If you are currently being treated with any blood thinning medications, you should not use omega-3 fatty acid supplements, including EPA, DHA, and ALA, without first talking to your health care provider. Omega-3 fatty acids may increase the effects of blood-thinning medications, Taking omega-3 fatty acids in combination may be helpful in some circumstances (such as in heart disease), but you should only take them together under the supervision of a qualified healthcare provider. Diabetes medications: Taking omega-3 fatty acid supplements may increase fasting blood sugar levels. Talk to your doctor if you are taking medications to lower blood sugar. Cholesterol-lowering medications: Following dietary guidelines, including increasing the amount of omega-3 fatty acids in your diet and reducing the omega-6 to omega-3 ratio, may help a group of cholesterol-lowering medications called statins work more effectively. In an animal study, treatment with omega-3 fatty acids reduced the risk of ulcers from NSAIDs. More research is needed to see whether omega-3 fatty acids would have the same effects in people.
Demand for omega-3 wiping out krill stocks: Sea Shepherd Read: http://www.smh.com.au/environment/whale-watch/call-for-omega3-alternatives-20150702-gi3o7n
Can I get Omega 3 Essential Fatty Acids through the food I eat?
Ideally you would get all the Omega 3 (specifically DHA and EPA) through the food you eat. However, due to lifestyle or dietary choices, this may not be the case. Flaxseed, chia seeds, walnuts and many oily fish species like salmon can support a healthy diet rich in Omega 3s. But be aware of what form you are getting: ALA, DHA, EPA or DPA. With the exception of marine plant species, all vegetarian sources of Omega 3 provide ALA which is inefficiently converted by the body into EPA and DHA before being utilised.
I already eat lots of walnuts, flaxseed and other ALA rich foods. Why would I take a supplement?
The body requires Omega 3s in the form of DHA, EPA and DPA. ALA needs to first be converted before your body can utilise it. The conversion process is extremely inefficient. That means the quantity you would need to consume to achieve a meaningful dose would be impractical.
Ten key papers published over the last 10 years were identified with seven intervention studies reporting that ALA from nut and seed oils was not converted to DHA at all. Three studies showed that ingestion of micro-algae oil led to significant increases in blood erythrocyte and plasma DHA. Further work is now needed to identify optimal doses of alternative vegetarian LC3PUFAs and how these can be integrated within daily diets. The potential role of algal oils appears to be particularly promising and an area in which further research is warranted. - Source: http://www.ncbi.nlm.nih.gov/pubmed/24261532
I heard Krill oil has better bioavailability, that's why the DHA and EPA in those capsules is less than in fish oil...

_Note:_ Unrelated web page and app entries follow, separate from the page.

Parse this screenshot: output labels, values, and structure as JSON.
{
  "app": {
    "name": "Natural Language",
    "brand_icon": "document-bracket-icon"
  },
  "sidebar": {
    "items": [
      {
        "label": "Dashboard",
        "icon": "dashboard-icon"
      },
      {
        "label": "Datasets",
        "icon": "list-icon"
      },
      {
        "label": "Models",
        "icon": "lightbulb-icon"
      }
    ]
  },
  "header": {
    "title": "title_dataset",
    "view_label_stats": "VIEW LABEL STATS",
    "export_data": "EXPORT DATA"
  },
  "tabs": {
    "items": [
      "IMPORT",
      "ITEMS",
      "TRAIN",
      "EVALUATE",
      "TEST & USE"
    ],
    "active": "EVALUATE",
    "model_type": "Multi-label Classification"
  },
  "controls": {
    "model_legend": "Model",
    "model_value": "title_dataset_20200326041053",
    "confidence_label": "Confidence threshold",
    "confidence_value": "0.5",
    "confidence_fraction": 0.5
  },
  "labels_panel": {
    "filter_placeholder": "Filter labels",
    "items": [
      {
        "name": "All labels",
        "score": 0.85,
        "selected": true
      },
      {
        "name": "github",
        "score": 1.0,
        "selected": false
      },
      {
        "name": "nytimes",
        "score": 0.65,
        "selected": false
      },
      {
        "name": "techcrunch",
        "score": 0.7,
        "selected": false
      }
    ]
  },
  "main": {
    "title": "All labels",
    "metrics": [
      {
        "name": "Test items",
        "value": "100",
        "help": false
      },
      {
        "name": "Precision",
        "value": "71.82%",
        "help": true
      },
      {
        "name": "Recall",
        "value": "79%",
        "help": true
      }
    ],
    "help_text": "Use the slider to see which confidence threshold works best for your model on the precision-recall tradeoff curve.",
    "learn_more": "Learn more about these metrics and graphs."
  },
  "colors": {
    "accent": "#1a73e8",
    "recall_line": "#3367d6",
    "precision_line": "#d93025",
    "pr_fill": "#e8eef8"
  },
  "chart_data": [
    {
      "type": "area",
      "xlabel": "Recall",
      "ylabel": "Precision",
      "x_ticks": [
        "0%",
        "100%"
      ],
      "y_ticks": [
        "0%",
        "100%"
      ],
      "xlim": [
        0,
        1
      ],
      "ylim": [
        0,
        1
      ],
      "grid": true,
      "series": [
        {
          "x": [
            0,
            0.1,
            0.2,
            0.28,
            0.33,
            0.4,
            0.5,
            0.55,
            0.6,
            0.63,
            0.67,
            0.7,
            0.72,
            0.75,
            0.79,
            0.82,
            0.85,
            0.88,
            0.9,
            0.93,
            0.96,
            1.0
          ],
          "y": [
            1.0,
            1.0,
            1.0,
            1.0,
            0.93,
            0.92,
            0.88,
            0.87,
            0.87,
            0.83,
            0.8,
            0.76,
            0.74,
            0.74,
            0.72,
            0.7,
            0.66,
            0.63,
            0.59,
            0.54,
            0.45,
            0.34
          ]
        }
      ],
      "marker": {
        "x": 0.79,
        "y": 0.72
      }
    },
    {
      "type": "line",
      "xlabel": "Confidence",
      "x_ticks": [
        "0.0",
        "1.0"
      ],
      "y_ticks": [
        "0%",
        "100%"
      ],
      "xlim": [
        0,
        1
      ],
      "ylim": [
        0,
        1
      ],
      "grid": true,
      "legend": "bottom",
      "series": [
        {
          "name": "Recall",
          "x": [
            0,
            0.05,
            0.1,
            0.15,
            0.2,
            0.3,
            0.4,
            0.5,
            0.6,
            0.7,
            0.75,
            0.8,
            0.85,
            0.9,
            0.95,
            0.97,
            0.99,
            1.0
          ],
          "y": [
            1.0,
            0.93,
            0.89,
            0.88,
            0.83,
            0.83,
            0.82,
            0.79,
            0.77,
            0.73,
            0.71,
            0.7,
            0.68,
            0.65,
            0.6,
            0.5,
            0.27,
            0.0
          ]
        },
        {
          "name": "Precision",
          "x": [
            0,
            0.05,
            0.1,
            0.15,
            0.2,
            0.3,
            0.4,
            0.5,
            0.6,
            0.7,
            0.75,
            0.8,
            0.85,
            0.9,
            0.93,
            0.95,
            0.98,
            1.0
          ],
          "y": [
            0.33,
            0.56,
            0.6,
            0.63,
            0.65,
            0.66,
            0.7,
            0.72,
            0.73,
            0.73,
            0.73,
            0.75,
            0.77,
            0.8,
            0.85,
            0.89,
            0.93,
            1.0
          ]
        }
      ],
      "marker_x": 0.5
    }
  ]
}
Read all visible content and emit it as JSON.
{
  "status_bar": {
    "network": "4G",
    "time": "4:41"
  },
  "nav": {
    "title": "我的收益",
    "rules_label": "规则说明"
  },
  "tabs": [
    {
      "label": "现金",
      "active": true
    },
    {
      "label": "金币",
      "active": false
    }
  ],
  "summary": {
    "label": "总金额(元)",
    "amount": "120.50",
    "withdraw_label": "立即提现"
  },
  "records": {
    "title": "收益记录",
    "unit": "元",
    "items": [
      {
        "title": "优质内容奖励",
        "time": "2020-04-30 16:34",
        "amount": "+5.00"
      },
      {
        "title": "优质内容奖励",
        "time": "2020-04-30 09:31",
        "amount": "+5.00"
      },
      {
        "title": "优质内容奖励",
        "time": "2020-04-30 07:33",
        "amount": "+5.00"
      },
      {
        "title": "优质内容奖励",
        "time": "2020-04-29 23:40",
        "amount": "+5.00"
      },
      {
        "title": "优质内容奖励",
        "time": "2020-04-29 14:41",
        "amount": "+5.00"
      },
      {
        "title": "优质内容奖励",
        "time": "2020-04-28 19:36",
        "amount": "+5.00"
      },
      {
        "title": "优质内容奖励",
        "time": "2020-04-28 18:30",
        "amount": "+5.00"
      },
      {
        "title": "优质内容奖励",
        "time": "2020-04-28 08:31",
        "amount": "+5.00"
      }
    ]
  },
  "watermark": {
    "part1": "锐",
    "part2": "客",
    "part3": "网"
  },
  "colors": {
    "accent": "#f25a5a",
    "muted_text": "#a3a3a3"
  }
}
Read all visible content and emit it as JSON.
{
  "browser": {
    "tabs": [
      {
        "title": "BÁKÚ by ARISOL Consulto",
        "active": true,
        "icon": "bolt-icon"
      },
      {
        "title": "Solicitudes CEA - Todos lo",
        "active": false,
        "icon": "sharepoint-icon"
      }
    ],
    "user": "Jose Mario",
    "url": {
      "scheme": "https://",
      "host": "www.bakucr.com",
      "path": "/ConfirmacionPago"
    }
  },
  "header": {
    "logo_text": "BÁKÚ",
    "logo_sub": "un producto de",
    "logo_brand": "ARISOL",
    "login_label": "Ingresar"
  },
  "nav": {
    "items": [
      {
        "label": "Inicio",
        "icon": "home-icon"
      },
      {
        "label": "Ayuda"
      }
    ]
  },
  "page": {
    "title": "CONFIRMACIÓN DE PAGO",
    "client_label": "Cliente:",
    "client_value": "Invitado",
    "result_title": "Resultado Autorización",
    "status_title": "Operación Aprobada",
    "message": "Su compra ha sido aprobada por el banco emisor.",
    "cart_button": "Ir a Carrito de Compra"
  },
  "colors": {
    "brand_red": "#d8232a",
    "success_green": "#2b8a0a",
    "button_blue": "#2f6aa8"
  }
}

This debate has been raging for years. The first thing to recognise is that each industry will lobby the merits of their own product. There is an economic interest. The krill oil industry says they are better than fish oil because the form of the oils is more bioavailable and that it contains the the naturally-occurring antioxidant astaxanthin, albeit in insignificant quantities. Looking at the science, a recent study concluded that similar EPA and DHA levels were achieved across fish and krill oil products when matched for dose. This was a four week study.
References: Similar eicosapentaenoic acid and docosahexaenoic acid plasma levels achieved with fish oil or krill oil in a randomized double-blind four-week bioavailability study. http://www.ncbi.nlm.nih.gov/pubmed/26328782
Both industries claim that they observe sustainable fishing practices. However, the Omega 3 industry as a whole, recognise marine algae as the source of the future. Oil rancidity (oxidised) in fish oil has been widely reported. The fish oil industry promptly denounced the quality of the studies that led to those claims.